____ SUPPLIED ENTRIES

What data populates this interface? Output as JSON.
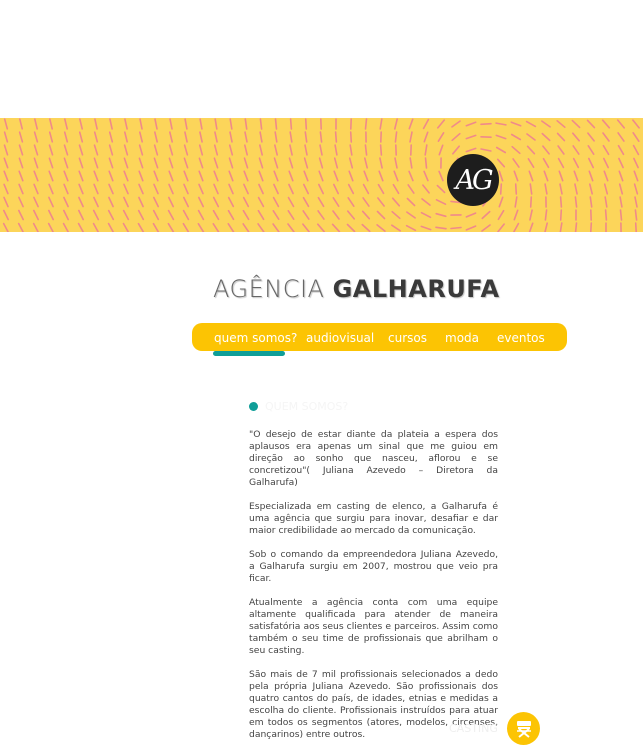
{
  "logo": {
    "text": "AG"
  },
  "header": {
    "title_light": "AGÊNCIA",
    "title_bold": "GALHARUFA"
  },
  "nav": {
    "items": [
      {
        "label": "quem somos?",
        "active": true
      },
      {
        "label": "audiovisual"
      },
      {
        "label": "cursos"
      },
      {
        "label": "moda"
      },
      {
        "label": "eventos"
      }
    ]
  },
  "section": {
    "heading": "QUEM SOMOS?"
  },
  "content": {
    "paragraphs": [
      "\"O desejo de estar diante da plateia a espera dos aplausos era apenas um sinal que me guiou em direção ao sonho que nasceu, aflorou e se concretizou\"( Juliana Azevedo – Diretora da Galharufa)",
      "Especializada em casting de elenco, a Galharufa é uma agência que surgiu para inovar, desafiar e dar maior credibilidade ao mercado da comunicação.",
      "Sob o comando da empreendedora Juliana Azevedo, a Galharufa surgiu em 2007, mostrou que veio pra ficar.",
      "Atualmente a agência conta com uma equipe altamente qualificada para atender de maneira satisfatória aos seus clientes e parceiros. Assim como também o seu time de profissionais que abrilham o seu casting.",
      "São mais de 7 mil profissionais selecionados a dedo pela própria Juliana Azevedo. São profissionais dos quatro cantos do país, de idades, etnias e medidas a escolha do cliente. Profissionais instruídos para atuar em todos os segmentos (atores, modelos, circenses, dançarinos) entre outros."
    ]
  },
  "footer": {
    "casting_label": "CASTING"
  },
  "colors": {
    "banner": "#fcd55a",
    "nav": "#fcc403",
    "accent": "#0f9e98",
    "stroke": "#f08a8a"
  },
  "icons": {
    "banner_pattern": "dash-pattern",
    "casting": "director-chair-icon"
  }
}
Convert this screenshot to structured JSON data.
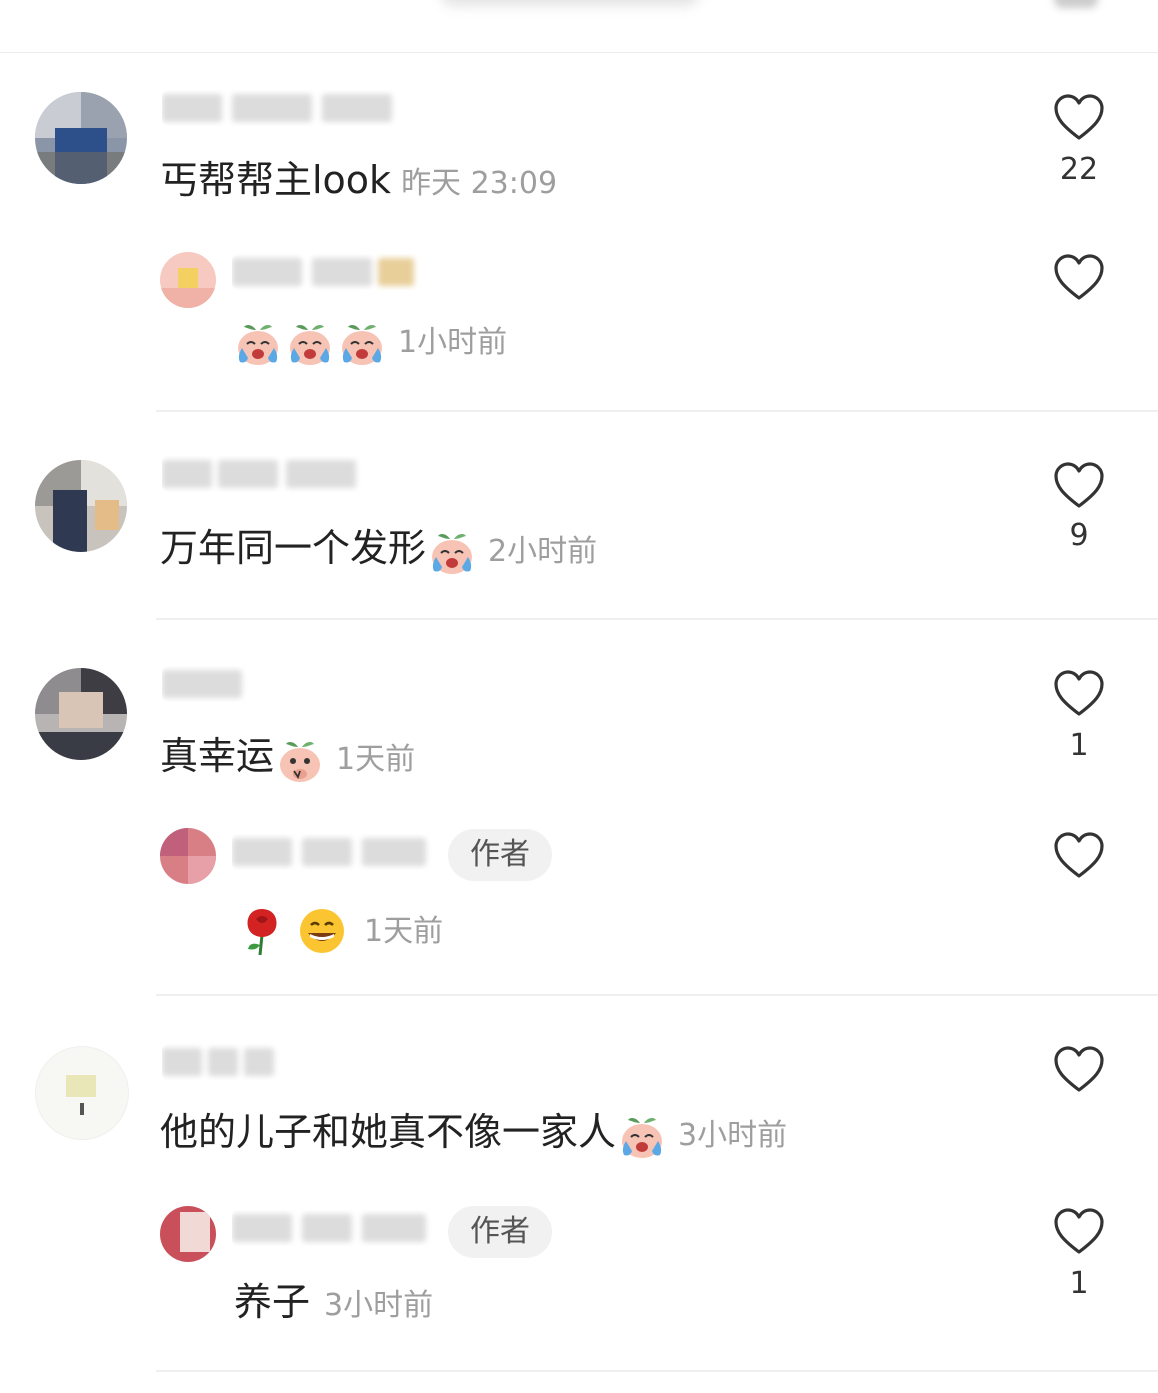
{
  "comments": [
    {
      "text": "丐帮帮主look",
      "time": "昨天 23:09",
      "likes": "22",
      "reply": {
        "time": "1小时前",
        "emoji": [
          "crying-peach-emoji",
          "crying-peach-emoji",
          "crying-peach-emoji"
        ]
      }
    },
    {
      "text": "万年同一个发形",
      "time": "2小时前",
      "likes": "9",
      "emoji": [
        "crying-peach-emoji"
      ]
    },
    {
      "text": "真幸运",
      "time": "1天前",
      "likes": "1",
      "emoji": [
        "shy-peach-emoji"
      ],
      "reply": {
        "badge": "作者",
        "time": "1天前",
        "emoji": [
          "rose-emoji",
          "grinning-face-emoji"
        ]
      }
    },
    {
      "text": "他的儿子和她真不像一家人",
      "time": "3小时前",
      "emoji": [
        "crying-peach-emoji"
      ],
      "reply": {
        "badge": "作者",
        "text": "养子",
        "time": "3小时前",
        "likes": "1"
      }
    }
  ],
  "colors": {
    "time": "#9e9e9e",
    "heart_stroke": "#333333",
    "divider": "#efefef",
    "badge_bg": "#f1f1f1"
  }
}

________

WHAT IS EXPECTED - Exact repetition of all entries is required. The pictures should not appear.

SOLUTION FOR THIS TASK -
What data populates this interface? Output as JSON.
{
  "logo": {
    "text": "AG"
  },
  "header": {
    "title_light": "AGÊNCIA",
    "title_bold": "GALHARUFA"
  },
  "nav": {
    "items": [
      {
        "label": "quem somos?",
        "active": true
      },
      {
        "label": "audiovisual"
      },
      {
        "label": "cursos"
      },
      {
        "label": "moda"
      },
      {
        "label": "eventos"
      }
    ]
  },
  "section": {
    "heading": "QUEM SOMOS?"
  },
  "content": {
    "paragraphs": [
      "\"O desejo de estar diante da plateia a espera dos aplausos era apenas um sinal que me guiou em direção ao sonho que nasceu, aflorou e se concretizou\"( Juliana Azevedo – Diretora da Galharufa)",
      "Especializada em casting de elenco, a Galharufa é uma agência que surgiu para inovar, desafiar e dar maior credibilidade ao mercado da comunicação.",
      "Sob o comando da empreendedora Juliana Azevedo, a Galharufa surgiu em 2007, mostrou que veio pra ficar.",
      "Atualmente a agência conta com uma equipe altamente qualificada para atender de maneira satisfatória aos seus clientes e parceiros. Assim como também o seu time de profissionais que abrilham o seu casting.",
      "São mais de 7 mil profissionais selecionados a dedo pela própria Juliana Azevedo. São profissionais dos quatro cantos do país, de idades, etnias e medidas a escolha do cliente. Profissionais instruídos para atuar em todos os segmentos (atores, modelos, circenses, dançarinos) entre outros."
    ]
  },
  "footer": {
    "casting_label": "CASTING"
  },
  "colors": {
    "banner": "#fcd55a",
    "nav": "#fcc403",
    "accent": "#0f9e98",
    "stroke": "#f08a8a"
  },
  "icons": {
    "banner_pattern": "dash-pattern",
    "casting": "director-chair-icon"
  }
}
Convert this screenshot to structured JSON data.
{
  "comments": [
    {
      "text": "丐帮帮主look",
      "time": "昨天 23:09",
      "likes": "22",
      "reply": {
        "time": "1小时前",
        "emoji": [
          "crying-peach-emoji",
          "crying-peach-emoji",
          "crying-peach-emoji"
        ]
      }
    },
    {
      "text": "万年同一个发形",
      "time": "2小时前",
      "likes": "9",
      "emoji": [
        "crying-peach-emoji"
      ]
    },
    {
      "text": "真幸运",
      "time": "1天前",
      "likes": "1",
      "emoji": [
        "shy-peach-emoji"
      ],
      "reply": {
        "badge": "作者",
        "time": "1天前",
        "emoji": [
          "rose-emoji",
          "grinning-face-emoji"
        ]
      }
    },
    {
      "text": "他的儿子和她真不像一家人",
      "time": "3小时前",
      "emoji": [
        "crying-peach-emoji"
      ],
      "reply": {
        "badge": "作者",
        "text": "养子",
        "time": "3小时前",
        "likes": "1"
      }
    }
  ],
  "colors": {
    "time": "#9e9e9e",
    "heart_stroke": "#333333",
    "divider": "#efefef",
    "badge_bg": "#f1f1f1"
  }
}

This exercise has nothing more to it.